Why Read Moby-Dick?
WHY READ MOBY-DICK? may be better titled “Why Re-Read Moby-Dick?” As students, all of us were subjected to what many consider the Great American Novel. My experience came in junior high school, and the passage of many decades does not dim the excruciating boredom I felt when reading Herman Melville’s epic tome. The passing years exposed me to other Melville literature, specifically the novella “Billy Budd” and the short story “Bartleby, the Scrivener.” At a used book sale several years ago, I came across a beautiful copy of MOBY-DICK. The edition contained stunning illustrations and leather binding. By this time, my children were reading it in their literature classes, and I was enticed to buy it. I decided that perhaps Melville and the great white whale deserved another chance. I was not disappointed.
"More than a dozen readings of MOBY-DICK inspired Philbrick’s brief but thorough study of what makes Melville’s classic so endearing. Along the way, he provides readers with an excellent complement to the epic novel."
Nathaniel Philbrick’s historical studies have often been sea-related. IN THE HEART OF THE SEA, published in 2000, was the story of a Nantucket whaling ship that, on an expedition to the Pacific in 1820, was attacked and sunk by a sperm whale. The saga of the ship, The Essex, was believed to be the inspiration for Melville’s novel, published in 1851. Philbrick’s maritime history of the tragedy won a National Book Award. More than a dozen readings of MOBY-DICK inspired Philbrick’s brief but thorough study of what makes Melville’s classic so endearing. Along the way, he provides readers with an excellent complement to the epic novel. And after reading over 800 pages, an additional 127 cannot be too taxing.
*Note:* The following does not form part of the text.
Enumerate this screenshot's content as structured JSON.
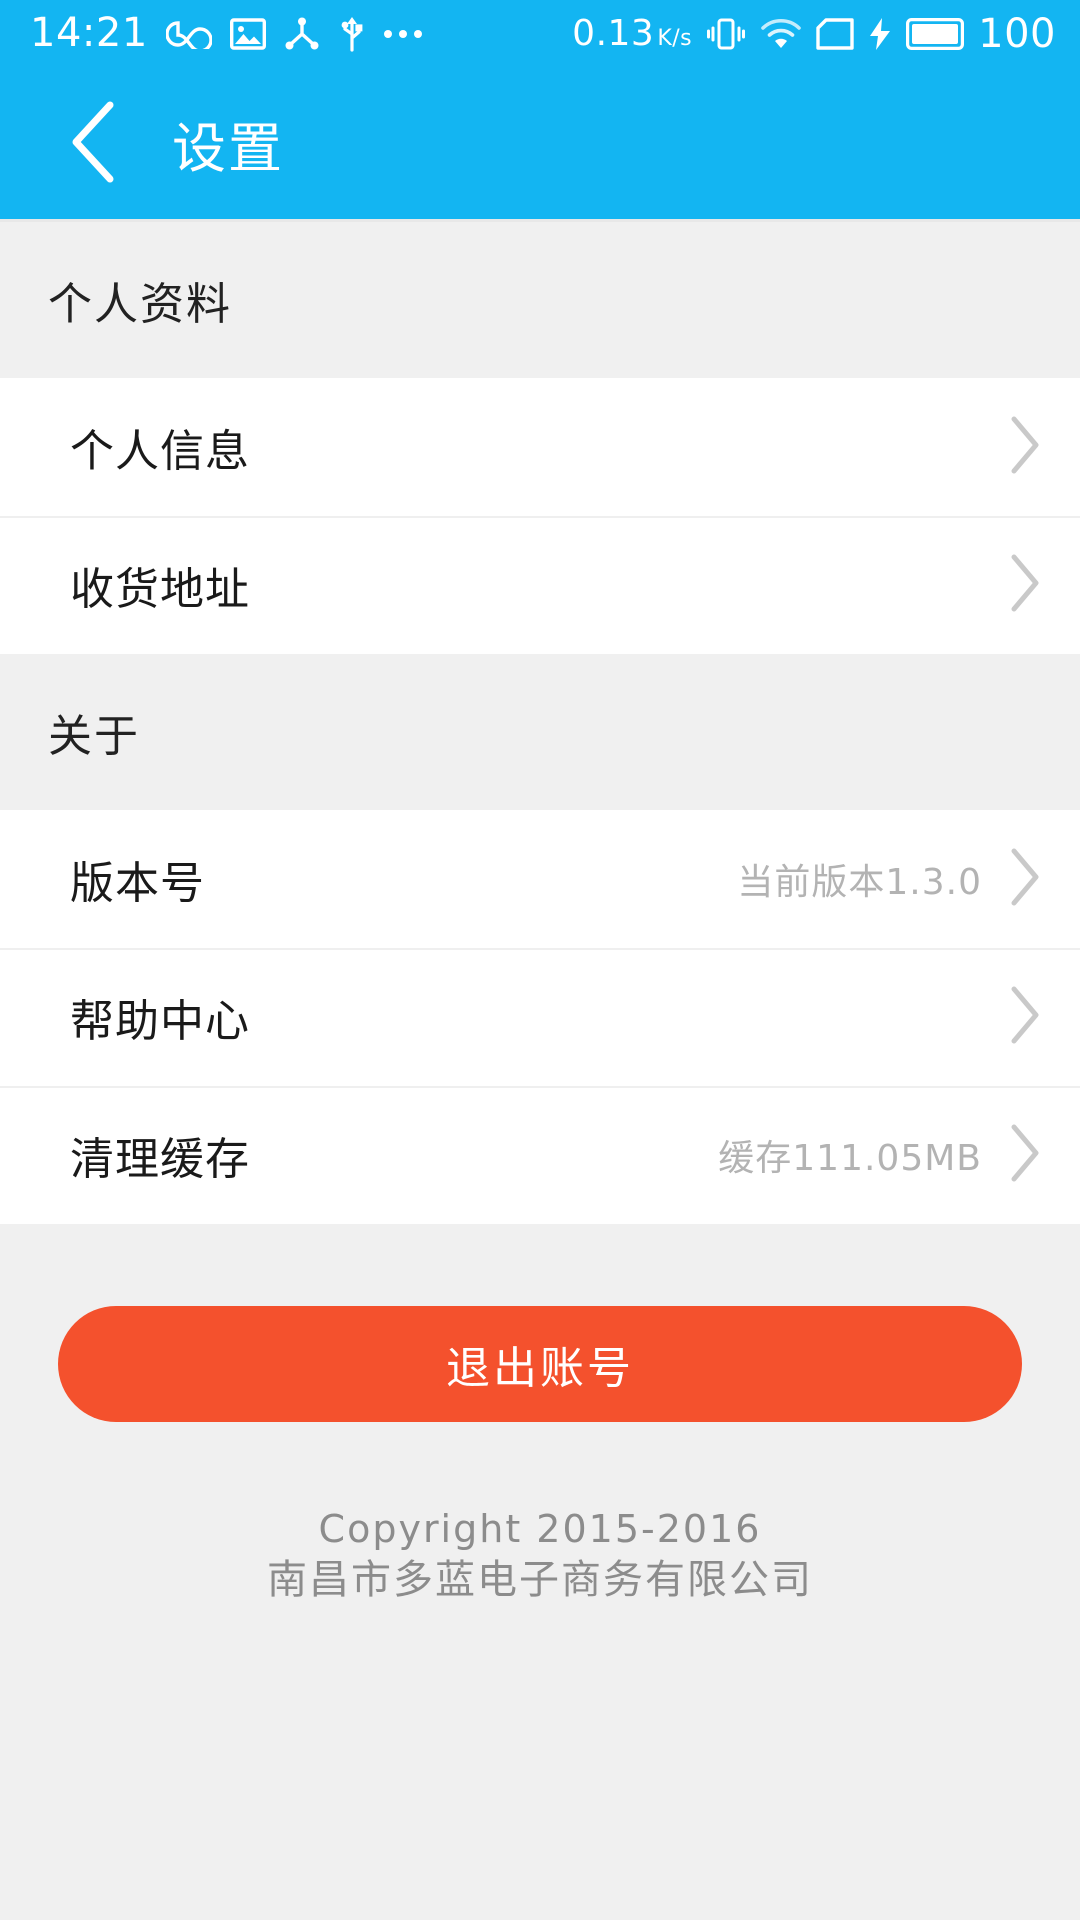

In a series of 28 essays, Philbrick covers an extensive number of thought-provoking topics. Commencing with some brief introductory information, he notes that MOBY-DICK was far from an instant classic. The book was actually a flop when it was originally published. Indeed, in 1891 when Melville died, the book had sold a grand total of 3,715 copies. Not until post-World War I did it begin to garner accolades from a new generation of Americans. William Faulkner called it the one novel by another author that he wished he had written. In 1949, Ernest Hemingway told his publisher that Melville was one of the few authors he was still trying to beat. Philbrick notes that the novel grows on you. It is encyclopedic in nature and a repository of American history and culture.
The Pequod is the vessel that transports the characters who live in the pages of the novel. In Philbrick’s mind, the ship is the mythic incarnation of America in the 1850s --- a country blessed by God and believing in the free enterprise yet still embracing signs of barbarity. From its wealthy owners to the exploited laborers, the crew embodies the nation. For Philbrick, it is the continued importance of numerous contemporary social and political issues that makes MOBY-DICK as vibrant today as it was when Melville initially put pen to paper.
While the continuing vitality of Melville’s themes are essential, Philbrick also takes time to direct readers to the beautiful and poetic quality of Melville’s writing. MOBY-DICK contains passages with vivid descriptions ranging from the sea to clam chowder. There is a great deal more packed into the few pages of Philbrick’s tribute. But discussion of those observations is not his primary intent. Philbrick has a more important goal; he wants you to read MOBY-DICK. Take his advice, whether for the first, second or even 10th time.
Reviewed by Stuart Shiffman on October 20, 2011